Instructions to follow: The lines running from the one that contains "Convert this screenshot" to the end of the records below are what to reproduce, exactly and without pictures.

========

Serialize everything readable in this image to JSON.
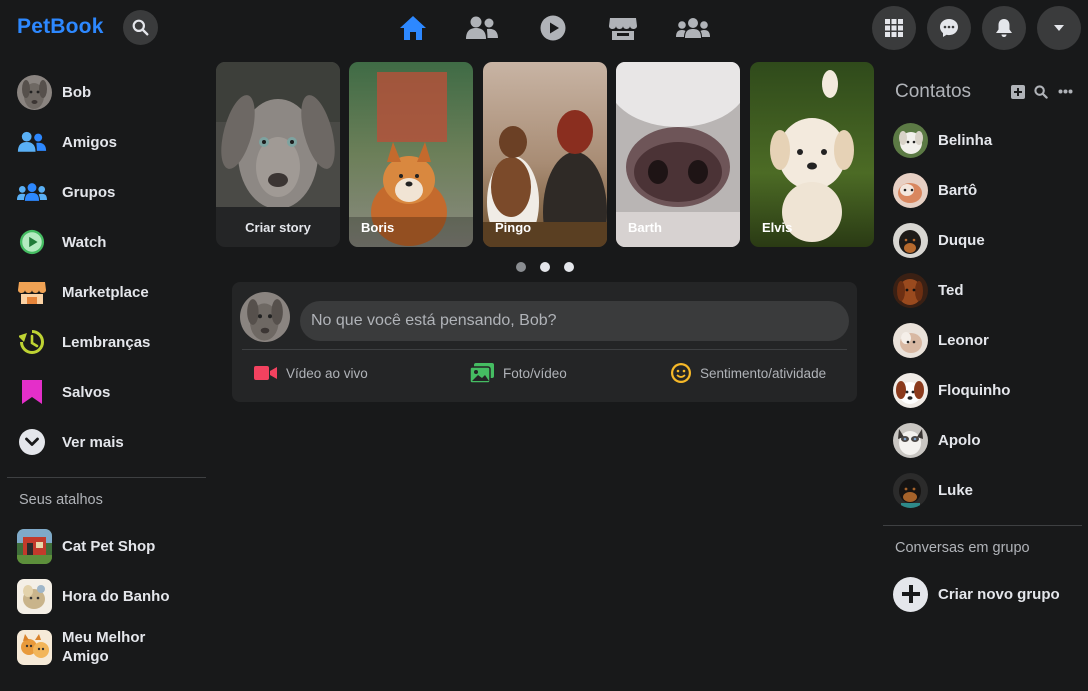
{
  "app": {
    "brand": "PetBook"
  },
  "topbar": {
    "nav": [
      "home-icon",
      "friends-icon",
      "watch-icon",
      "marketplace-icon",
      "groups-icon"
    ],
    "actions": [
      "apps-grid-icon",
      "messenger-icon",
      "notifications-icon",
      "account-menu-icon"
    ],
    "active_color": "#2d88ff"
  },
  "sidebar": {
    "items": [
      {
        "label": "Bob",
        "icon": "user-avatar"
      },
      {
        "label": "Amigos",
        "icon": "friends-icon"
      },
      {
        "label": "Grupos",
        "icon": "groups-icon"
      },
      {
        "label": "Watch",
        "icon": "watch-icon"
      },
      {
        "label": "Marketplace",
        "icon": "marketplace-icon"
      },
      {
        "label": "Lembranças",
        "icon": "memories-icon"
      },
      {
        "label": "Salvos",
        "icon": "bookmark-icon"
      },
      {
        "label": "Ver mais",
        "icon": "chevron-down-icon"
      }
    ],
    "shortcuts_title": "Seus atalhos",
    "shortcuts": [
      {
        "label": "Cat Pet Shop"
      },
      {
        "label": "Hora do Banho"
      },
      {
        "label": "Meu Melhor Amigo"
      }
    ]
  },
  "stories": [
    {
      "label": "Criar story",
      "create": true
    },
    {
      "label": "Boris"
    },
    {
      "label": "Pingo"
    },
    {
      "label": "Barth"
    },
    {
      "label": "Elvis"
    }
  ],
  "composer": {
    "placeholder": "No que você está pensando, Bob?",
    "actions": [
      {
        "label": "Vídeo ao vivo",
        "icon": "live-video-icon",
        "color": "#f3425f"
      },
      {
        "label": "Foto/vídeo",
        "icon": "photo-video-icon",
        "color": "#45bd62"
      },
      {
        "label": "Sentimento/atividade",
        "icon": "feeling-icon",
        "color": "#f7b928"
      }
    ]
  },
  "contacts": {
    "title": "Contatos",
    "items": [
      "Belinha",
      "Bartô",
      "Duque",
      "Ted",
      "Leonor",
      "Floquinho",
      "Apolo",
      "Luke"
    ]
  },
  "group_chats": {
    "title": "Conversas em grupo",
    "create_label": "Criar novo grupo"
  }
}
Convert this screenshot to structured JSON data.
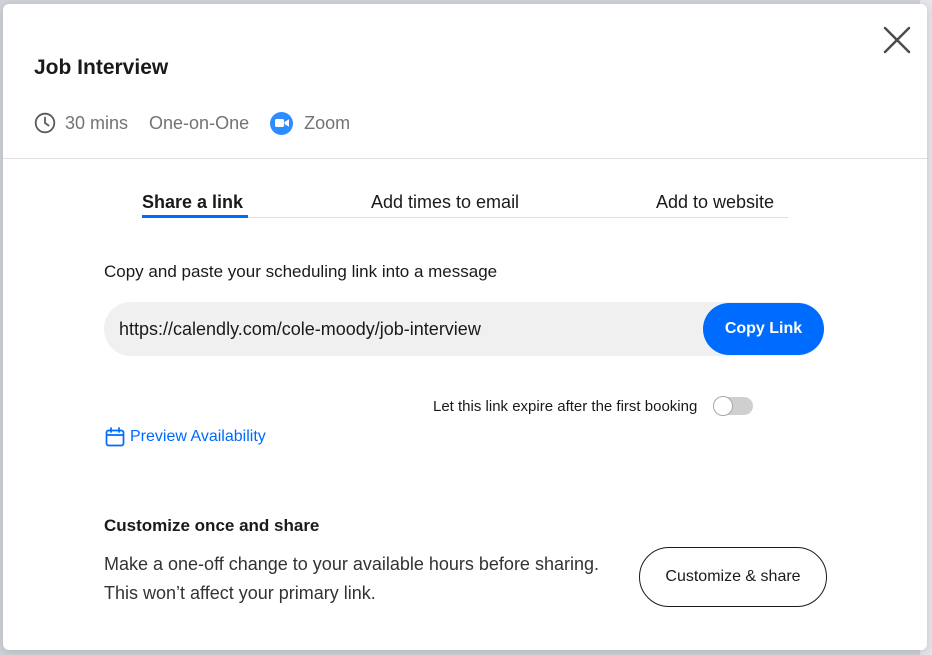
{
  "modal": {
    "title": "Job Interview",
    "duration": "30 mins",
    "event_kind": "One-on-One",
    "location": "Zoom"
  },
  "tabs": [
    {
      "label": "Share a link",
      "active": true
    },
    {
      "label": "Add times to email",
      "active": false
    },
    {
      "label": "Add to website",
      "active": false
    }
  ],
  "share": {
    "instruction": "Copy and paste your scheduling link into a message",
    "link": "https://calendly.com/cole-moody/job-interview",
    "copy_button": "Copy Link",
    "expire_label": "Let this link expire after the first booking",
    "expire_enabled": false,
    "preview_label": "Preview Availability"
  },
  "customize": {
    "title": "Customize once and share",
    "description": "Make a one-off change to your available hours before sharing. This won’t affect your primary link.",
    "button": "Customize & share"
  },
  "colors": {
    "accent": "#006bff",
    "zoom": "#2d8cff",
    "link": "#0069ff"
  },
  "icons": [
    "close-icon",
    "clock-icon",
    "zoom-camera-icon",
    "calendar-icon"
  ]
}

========

Problem solution:
Convert this screenshot to structured JSON data.
{
  "modal": {
    "title": "Job Interview",
    "duration": "30 mins",
    "event_kind": "One-on-One",
    "location": "Zoom"
  },
  "tabs": [
    {
      "label": "Share a link",
      "active": true
    },
    {
      "label": "Add times to email",
      "active": false
    },
    {
      "label": "Add to website",
      "active": false
    }
  ],
  "share": {
    "instruction": "Copy and paste your scheduling link into a message",
    "link": "https://calendly.com/cole-moody/job-interview",
    "copy_button": "Copy Link",
    "expire_label": "Let this link expire after the first booking",
    "expire_enabled": false,
    "preview_label": "Preview Availability"
  },
  "customize": {
    "title": "Customize once and share",
    "description": "Make a one-off change to your available hours before sharing. This won’t affect your primary link.",
    "button": "Customize & share"
  },
  "colors": {
    "accent": "#006bff",
    "zoom": "#2d8cff",
    "link": "#0069ff"
  },
  "icons": [
    "close-icon",
    "clock-icon",
    "zoom-camera-icon",
    "calendar-icon"
  ]
}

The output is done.